**WORK TO COMPLETE:** Each line of the data holding "name" should be found and copied.

* * *

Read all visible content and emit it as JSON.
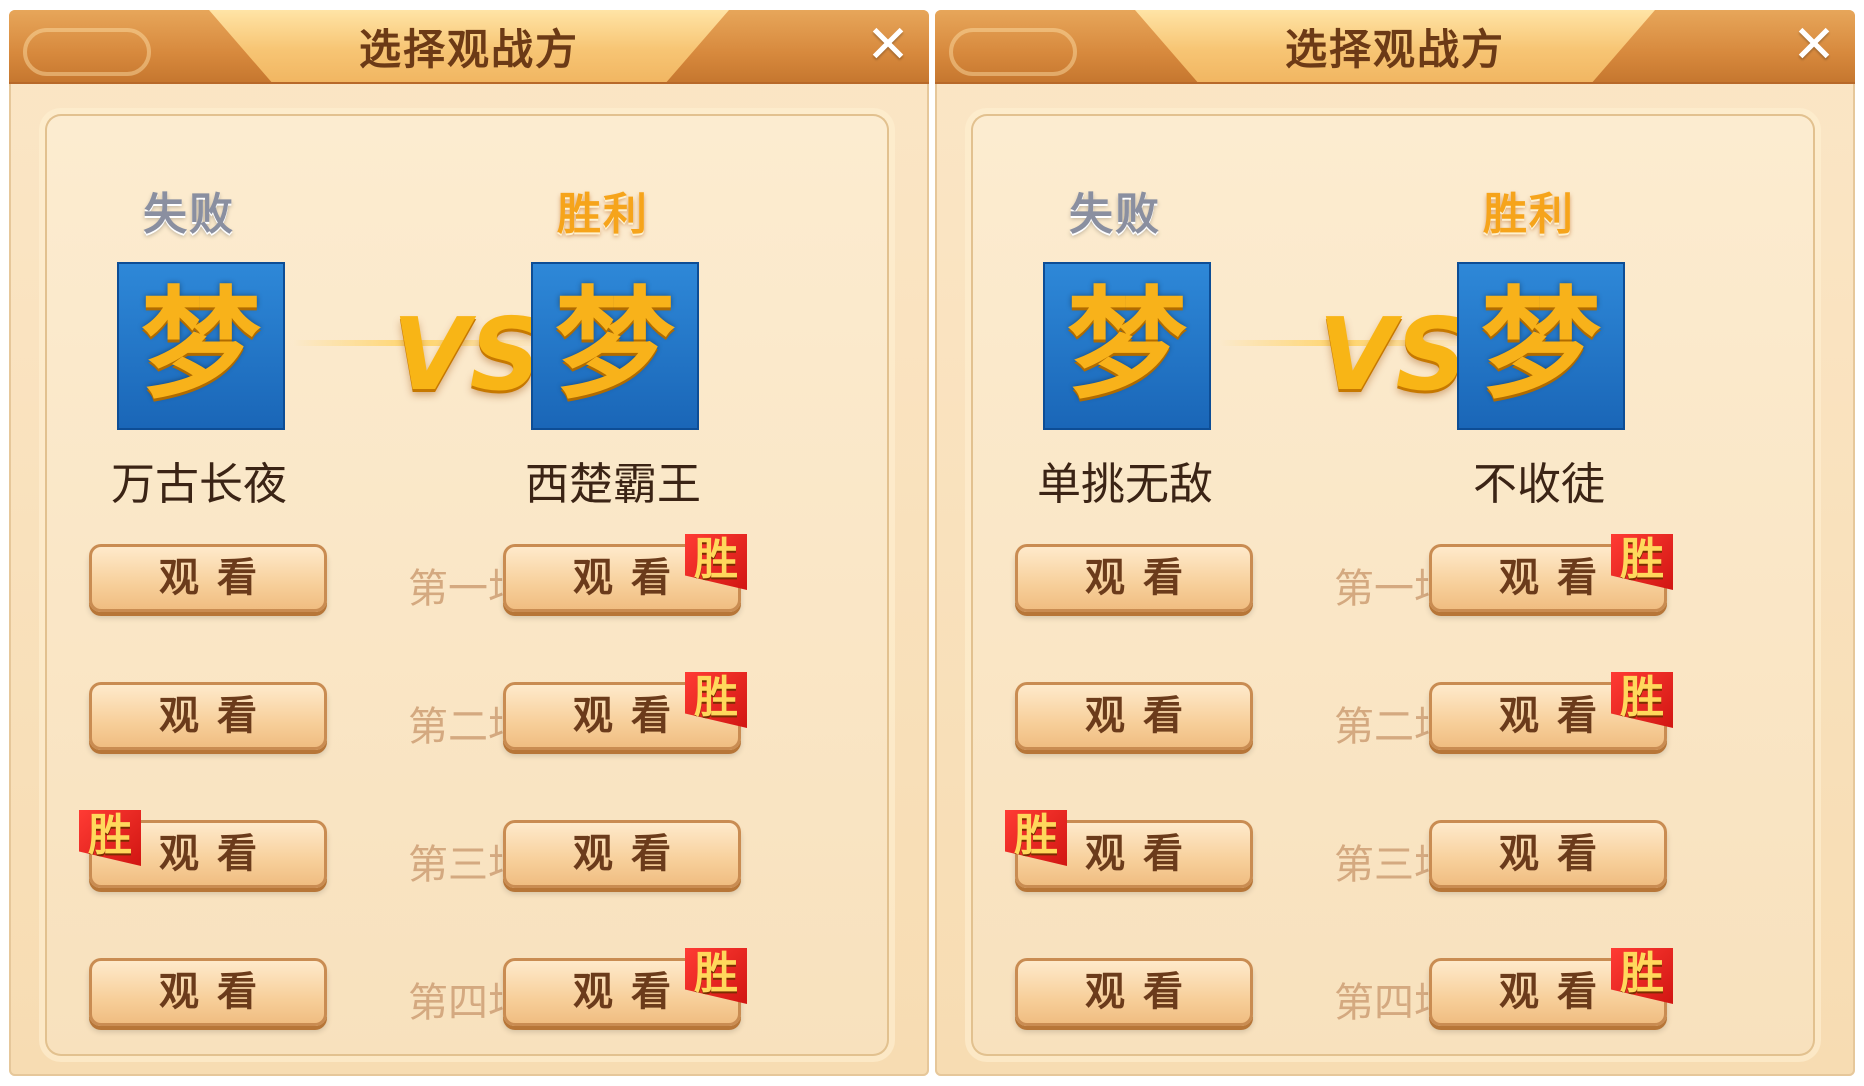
{
  "panels": [
    {
      "title": "选择观战方",
      "close_glyph": "✕",
      "left": {
        "result": "失败",
        "avatar_glyph": "梦",
        "name": "万古长夜"
      },
      "vs": "VS",
      "right": {
        "result": "胜利",
        "avatar_glyph": "梦",
        "name": "西楚霸王"
      },
      "watch_label": "观看",
      "win_badge": "胜",
      "rounds": [
        {
          "label": "第一场",
          "winner": "right"
        },
        {
          "label": "第二场",
          "winner": "right"
        },
        {
          "label": "第三场",
          "winner": "left"
        },
        {
          "label": "第四场",
          "winner": "right"
        }
      ]
    },
    {
      "title": "选择观战方",
      "close_glyph": "✕",
      "left": {
        "result": "失败",
        "avatar_glyph": "梦",
        "name": "单挑无敌"
      },
      "vs": "VS",
      "right": {
        "result": "胜利",
        "avatar_glyph": "梦",
        "name": "不收徒"
      },
      "watch_label": "观看",
      "win_badge": "胜",
      "rounds": [
        {
          "label": "第一场",
          "winner": "right"
        },
        {
          "label": "第二场",
          "winner": "right"
        },
        {
          "label": "第三场",
          "winner": "left"
        },
        {
          "label": "第四场",
          "winner": "right"
        }
      ]
    }
  ],
  "colors": {
    "title_bar": "#d7893d",
    "panel_bg": "#f8e1bd",
    "avatar_blue": "#1a66b7",
    "win_gold": "#f6a41b",
    "lose_gray": "#8a8fa0",
    "win_badge_red": "#d11612"
  }
}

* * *

**OUTPUT:**
        "name": "万古长夜"
        "name": "西楚霸王"
        "name": "单挑无敌"
        "name": "不收徒"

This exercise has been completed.